Finlay is a great historian of the type of Polybius, Procopius, and Machiavelli, a man of affairs, who has qualified himself for treating of public transactions by sharing in them, a soldier, a statesman, and an economist. He is not picturesque or eloquent, or a master of the delineation of character, but a singular charm attaches to his pages from the perpetual consciousness of contact with a vigorous intelligence. In the latter portion of his work he speaks with the authority of an acute, though not entirely dispassionate, eye-witness; in the earlier and more extensive portion it is his great glory to have shown now interesting the history of an age of slavery may be made, and how much Gibbon had left undone. Gibbon, as his plan requires, exhibits the superficial aspects of the period in a grand panorama; Finlay plunges beneath the surface, and brings to light a wealth of social particulars of which the mere reader of Gibbon could have no notion. This being Finlay's special department, it is the more to his praise that he has not smothered his story beneath his erudition. He may, indeed, even appear at a disadvantage beside the Germans as regards extent and profundity of research, but this inferiority is more than compensated by the advantages incidental to his prolonged residence in the country. His personal disappointments had indeed caused a censoriousness which somewhat defaces the latter part of his history, and is the more to be regretted as it affected his estimate of the value of his own work, and of its reception by the world.

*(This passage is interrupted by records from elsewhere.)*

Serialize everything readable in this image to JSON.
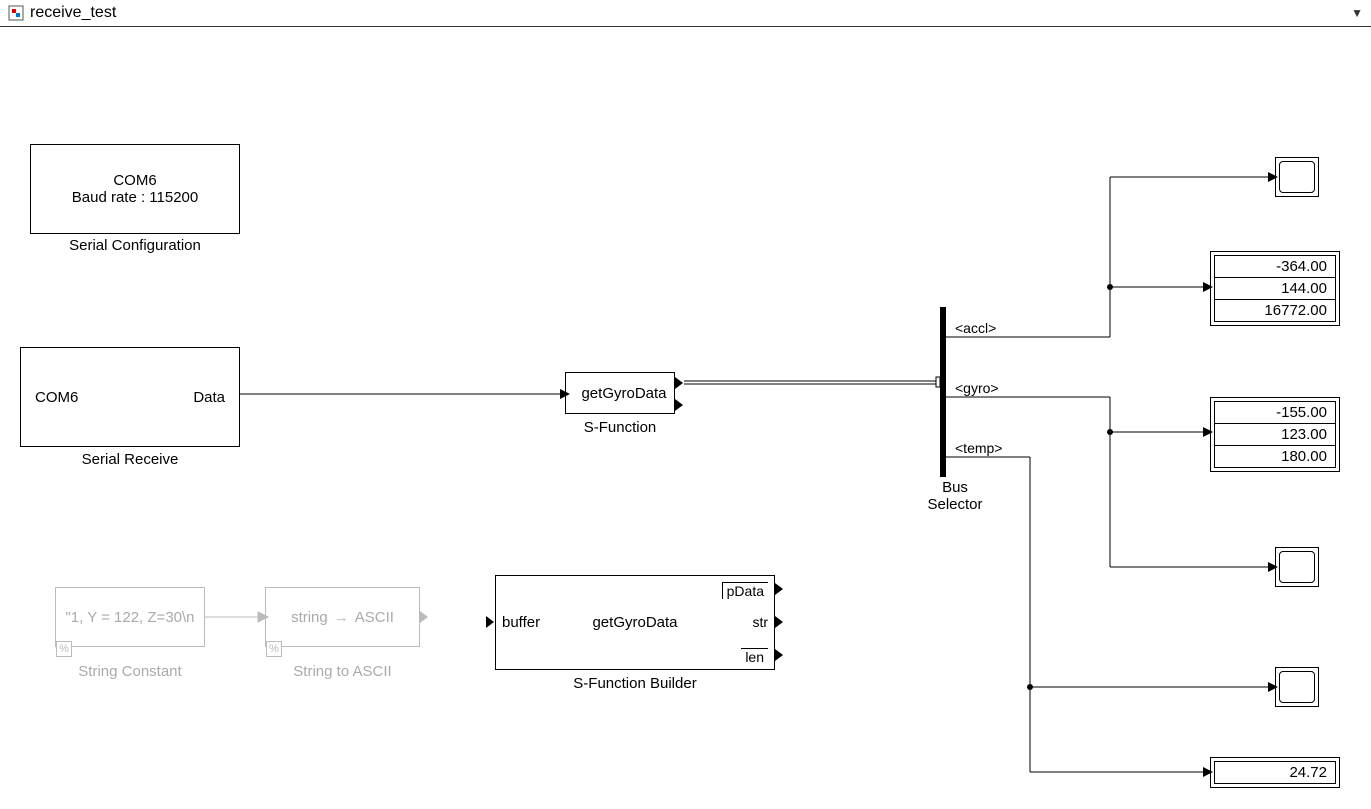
{
  "title": "receive_test",
  "blocks": {
    "serial_config": {
      "line1": "COM6",
      "line2": "Baud rate : 115200",
      "label": "Serial Configuration"
    },
    "serial_receive": {
      "port": "COM6",
      "out": "Data",
      "label": "Serial Receive"
    },
    "sfunction": {
      "text": "getGyroData",
      "label": "S-Function"
    },
    "bus_selector": {
      "label": "Bus\nSelector",
      "sig1": "<accl>",
      "sig2": "<gyro>",
      "sig3": "<temp>"
    },
    "string_constant": {
      "text": "\"1, Y = 122, Z=30\\n",
      "label": "String Constant"
    },
    "string_to_ascii": {
      "in": "string",
      "out": "ASCII",
      "label": "String to ASCII"
    },
    "sfbuilder": {
      "in": "buffer",
      "name": "getGyroData",
      "out1": "pData",
      "out2": "str",
      "out3": "len",
      "label": "S-Function Builder"
    }
  },
  "displays": {
    "accl": [
      "-364.00",
      "144.00",
      "16772.00"
    ],
    "gyro": [
      "-155.00",
      "123.00",
      "180.00"
    ],
    "temp": [
      "24.72"
    ]
  }
}
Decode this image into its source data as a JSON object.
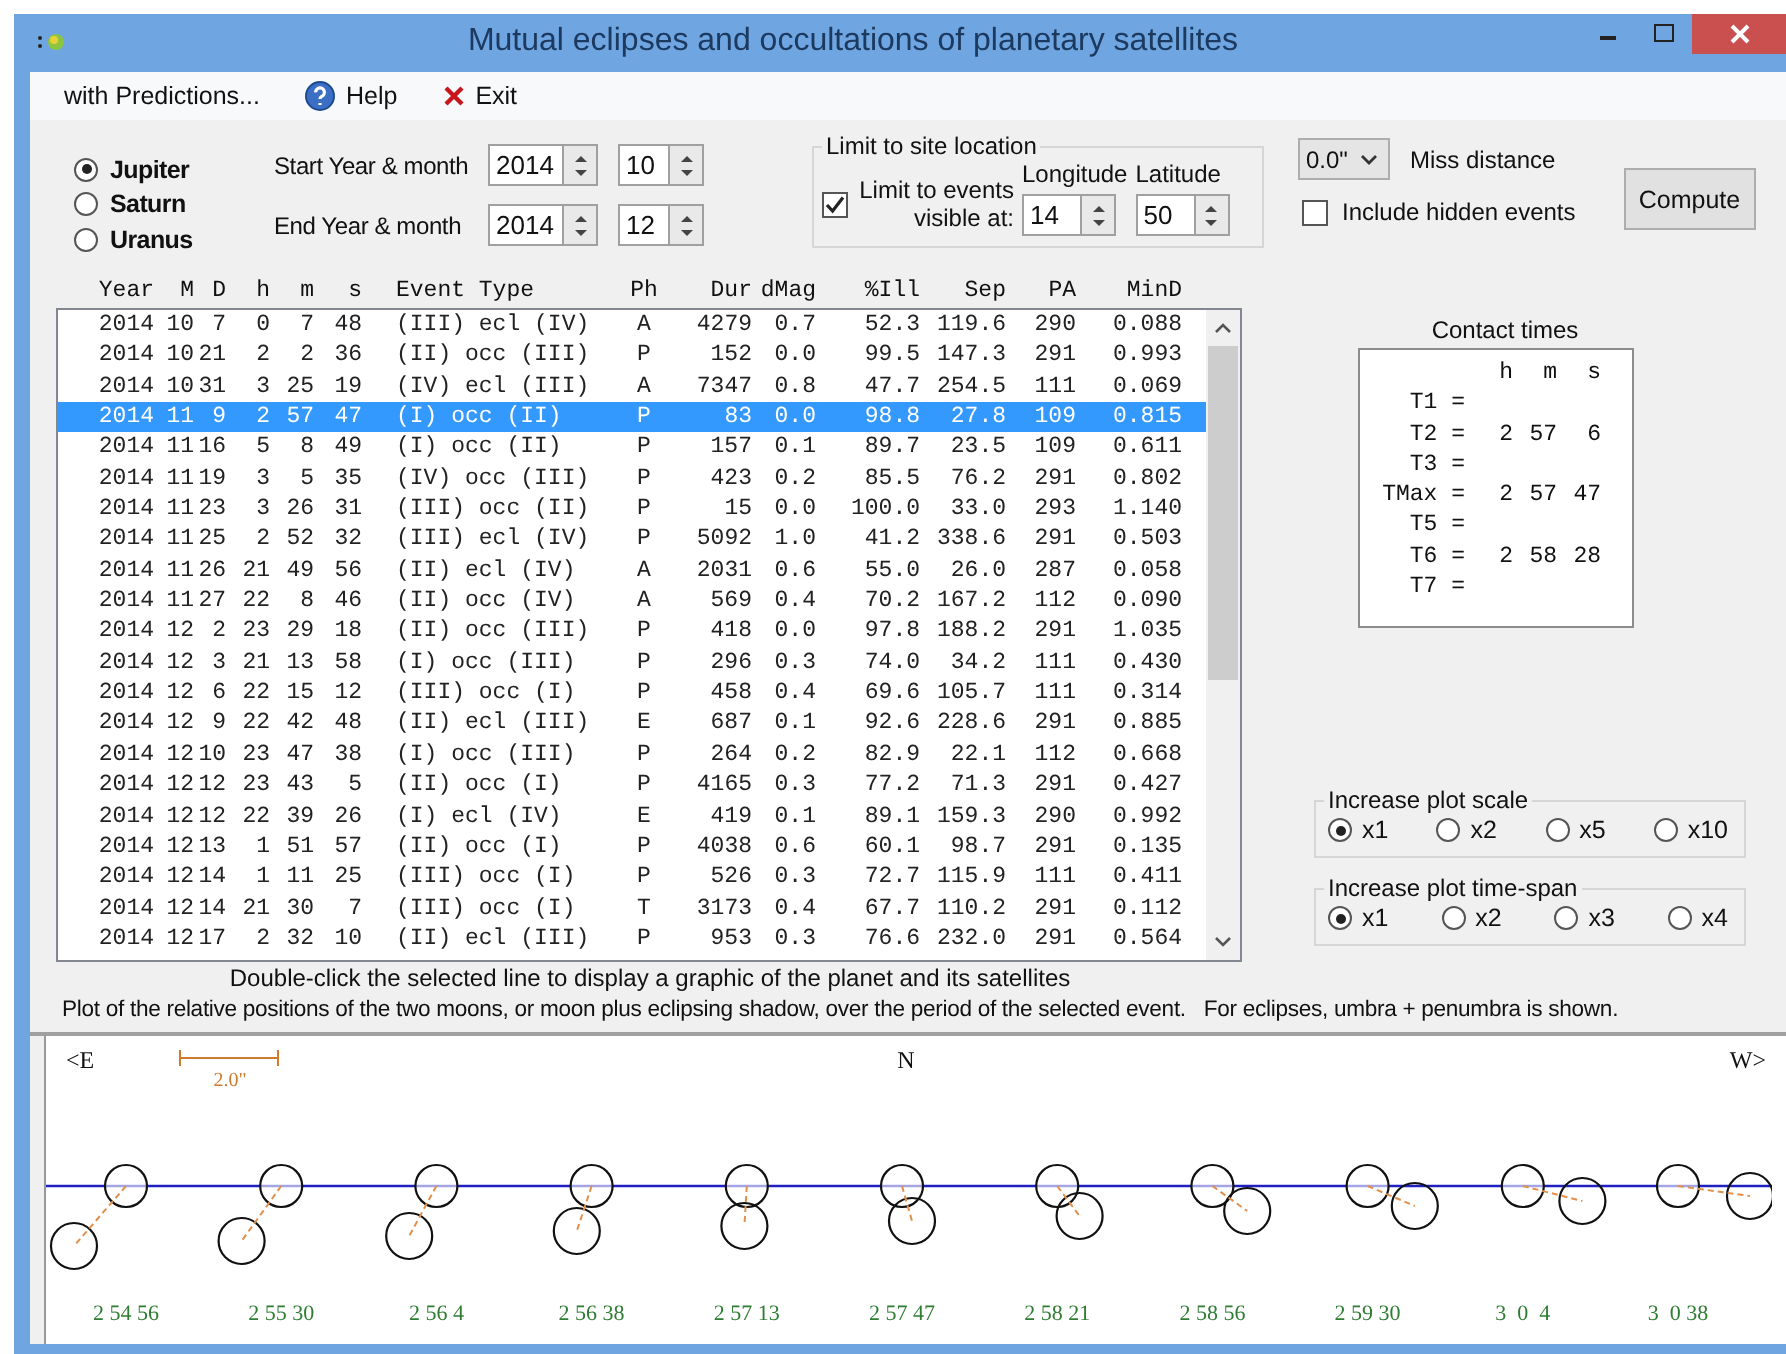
{
  "window": {
    "title": "Mutual eclipses and occultations of planetary satellites"
  },
  "menu": [
    {
      "label": "with Predictions...",
      "kind": "text"
    },
    {
      "label": "Help",
      "kind": "help"
    },
    {
      "label": "Exit",
      "kind": "exit"
    }
  ],
  "planets": [
    {
      "label": "Jupiter",
      "selected": true
    },
    {
      "label": "Saturn",
      "selected": false
    },
    {
      "label": "Uranus",
      "selected": false
    }
  ],
  "date_range": [
    {
      "label": "Start Year & month",
      "year": "2014",
      "month": "10"
    },
    {
      "label": "End Year & month",
      "year": "2014",
      "month": "12"
    }
  ],
  "site_limit": {
    "title": "Limit to site location",
    "checkbox_label": "Limit to events visible at:",
    "checked": true,
    "longitude_label": "Longitude",
    "latitude_label": "Latitude",
    "longitude": "14",
    "latitude": "50"
  },
  "miss_distance": {
    "value": "0.0\"",
    "label": "Miss distance"
  },
  "include_hidden": {
    "label": "Include hidden events",
    "checked": false
  },
  "compute_button": "Compute",
  "table": {
    "columns": [
      "Year",
      "M",
      "D",
      "h",
      "m",
      "s",
      "Event Type",
      "Ph",
      "Dur",
      "dMag",
      "%Ill",
      "Sep",
      "PA",
      "MinD"
    ],
    "rows": [
      {
        "cells": [
          "2014",
          "10",
          "7",
          "0",
          "7",
          "48",
          "(III) ecl (IV)",
          "A",
          "4279",
          "0.7",
          "52.3",
          "119.6",
          "290",
          "0.088"
        ],
        "selected": false
      },
      {
        "cells": [
          "2014",
          "10",
          "21",
          "2",
          "2",
          "36",
          "(II) occ (III)",
          "P",
          "152",
          "0.0",
          "99.5",
          "147.3",
          "291",
          "0.993"
        ],
        "selected": false
      },
      {
        "cells": [
          "2014",
          "10",
          "31",
          "3",
          "25",
          "19",
          "(IV) ecl (III)",
          "A",
          "7347",
          "0.8",
          "47.7",
          "254.5",
          "111",
          "0.069"
        ],
        "selected": false
      },
      {
        "cells": [
          "2014",
          "11",
          "9",
          "2",
          "57",
          "47",
          "(I) occ (II)",
          "P",
          "83",
          "0.0",
          "98.8",
          "27.8",
          "109",
          "0.815"
        ],
        "selected": true
      },
      {
        "cells": [
          "2014",
          "11",
          "16",
          "5",
          "8",
          "49",
          "(I) occ (II)",
          "P",
          "157",
          "0.1",
          "89.7",
          "23.5",
          "109",
          "0.611"
        ],
        "selected": false
      },
      {
        "cells": [
          "2014",
          "11",
          "19",
          "3",
          "5",
          "35",
          "(IV) occ (III)",
          "P",
          "423",
          "0.2",
          "85.5",
          "76.2",
          "291",
          "0.802"
        ],
        "selected": false
      },
      {
        "cells": [
          "2014",
          "11",
          "23",
          "3",
          "26",
          "31",
          "(III) occ (II)",
          "P",
          "15",
          "0.0",
          "100.0",
          "33.0",
          "293",
          "1.140"
        ],
        "selected": false
      },
      {
        "cells": [
          "2014",
          "11",
          "25",
          "2",
          "52",
          "32",
          "(III) ecl (IV)",
          "P",
          "5092",
          "1.0",
          "41.2",
          "338.6",
          "291",
          "0.503"
        ],
        "selected": false
      },
      {
        "cells": [
          "2014",
          "11",
          "26",
          "21",
          "49",
          "56",
          "(II) ecl (IV)",
          "A",
          "2031",
          "0.6",
          "55.0",
          "26.0",
          "287",
          "0.058"
        ],
        "selected": false
      },
      {
        "cells": [
          "2014",
          "11",
          "27",
          "22",
          "8",
          "46",
          "(II) occ (IV)",
          "A",
          "569",
          "0.4",
          "70.2",
          "167.2",
          "112",
          "0.090"
        ],
        "selected": false
      },
      {
        "cells": [
          "2014",
          "12",
          "2",
          "23",
          "29",
          "18",
          "(II) occ (III)",
          "P",
          "418",
          "0.0",
          "97.8",
          "188.2",
          "291",
          "1.035"
        ],
        "selected": false
      },
      {
        "cells": [
          "2014",
          "12",
          "3",
          "21",
          "13",
          "58",
          "(I) occ (III)",
          "P",
          "296",
          "0.3",
          "74.0",
          "34.2",
          "111",
          "0.430"
        ],
        "selected": false
      },
      {
        "cells": [
          "2014",
          "12",
          "6",
          "22",
          "15",
          "12",
          "(III) occ (I)",
          "P",
          "458",
          "0.4",
          "69.6",
          "105.7",
          "111",
          "0.314"
        ],
        "selected": false
      },
      {
        "cells": [
          "2014",
          "12",
          "9",
          "22",
          "42",
          "48",
          "(II) ecl (III)",
          "E",
          "687",
          "0.1",
          "92.6",
          "228.6",
          "291",
          "0.885"
        ],
        "selected": false
      },
      {
        "cells": [
          "2014",
          "12",
          "10",
          "23",
          "47",
          "38",
          "(I) occ (III)",
          "P",
          "264",
          "0.2",
          "82.9",
          "22.1",
          "112",
          "0.668"
        ],
        "selected": false
      },
      {
        "cells": [
          "2014",
          "12",
          "12",
          "23",
          "43",
          "5",
          "(II) occ (I)",
          "P",
          "4165",
          "0.3",
          "77.2",
          "71.3",
          "291",
          "0.427"
        ],
        "selected": false
      },
      {
        "cells": [
          "2014",
          "12",
          "12",
          "22",
          "39",
          "26",
          "(I) ecl (IV)",
          "E",
          "419",
          "0.1",
          "89.1",
          "159.3",
          "290",
          "0.992"
        ],
        "selected": false
      },
      {
        "cells": [
          "2014",
          "12",
          "13",
          "1",
          "51",
          "57",
          "(II) occ (I)",
          "P",
          "4038",
          "0.6",
          "60.1",
          "98.7",
          "291",
          "0.135"
        ],
        "selected": false
      },
      {
        "cells": [
          "2014",
          "12",
          "14",
          "1",
          "11",
          "25",
          "(III) occ (I)",
          "P",
          "526",
          "0.3",
          "72.7",
          "115.9",
          "111",
          "0.411"
        ],
        "selected": false
      },
      {
        "cells": [
          "2014",
          "12",
          "14",
          "21",
          "30",
          "7",
          "(III) occ (I)",
          "T",
          "3173",
          "0.4",
          "67.7",
          "110.2",
          "291",
          "0.112"
        ],
        "selected": false
      },
      {
        "cells": [
          "2014",
          "12",
          "17",
          "2",
          "32",
          "10",
          "(II) ecl (III)",
          "P",
          "953",
          "0.3",
          "76.6",
          "232.0",
          "291",
          "0.564"
        ],
        "selected": false
      }
    ]
  },
  "contact_times": {
    "title": "Contact times",
    "header": [
      "h",
      "m",
      "s"
    ],
    "rows": [
      {
        "label": "T1 ="
      },
      {
        "label": "T2 =",
        "time": [
          "2",
          "57",
          "6"
        ]
      },
      {
        "label": "T3 ="
      },
      {
        "label": "TMax =",
        "time": [
          "2",
          "57",
          "47"
        ]
      },
      {
        "label": "T5 ="
      },
      {
        "label": "T6 =",
        "time": [
          "2",
          "58",
          "28"
        ]
      },
      {
        "label": "T7 ="
      }
    ]
  },
  "plot_scale": {
    "title": "Increase plot scale",
    "options": [
      {
        "label": "x1",
        "selected": true
      },
      {
        "label": "x2",
        "selected": false
      },
      {
        "label": "x5",
        "selected": false
      },
      {
        "label": "x10",
        "selected": false
      }
    ]
  },
  "plot_time_span": {
    "title": "Increase plot time-span",
    "options": [
      {
        "label": "x1",
        "selected": true
      },
      {
        "label": "x2",
        "selected": false
      },
      {
        "label": "x3",
        "selected": false
      },
      {
        "label": "x4",
        "selected": false
      }
    ]
  },
  "hint": "Double-click the selected line to display a graphic of the planet and its satellites",
  "plot": {
    "caption": "Plot of the relative positions of the two moons, or moon plus eclipsing shadow, over the period of the selected event.   For eclipses, umbra + penumbra is shown.",
    "east_label": "<E",
    "north_label": "N",
    "west_label": "W>",
    "scale_label": "2.0\"",
    "times": [
      "2 54 56",
      "2 55 30",
      "2 56 4",
      "2 56 38",
      "2 57 13",
      "2 57 47",
      "2 58 21",
      "2 58 56",
      "2 59 30",
      "3  0  4",
      "3  0 38"
    ]
  }
}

In character he was a frank, high-minded, public-spirited gentleman.
[Autobiography prefixed to vol. i. of the Oxford edition of Finlay's History; Memoir in Athenæum, 1875; Sir Charles Newton in Academy, and Professor Freeman in Saturday Review, 1875.]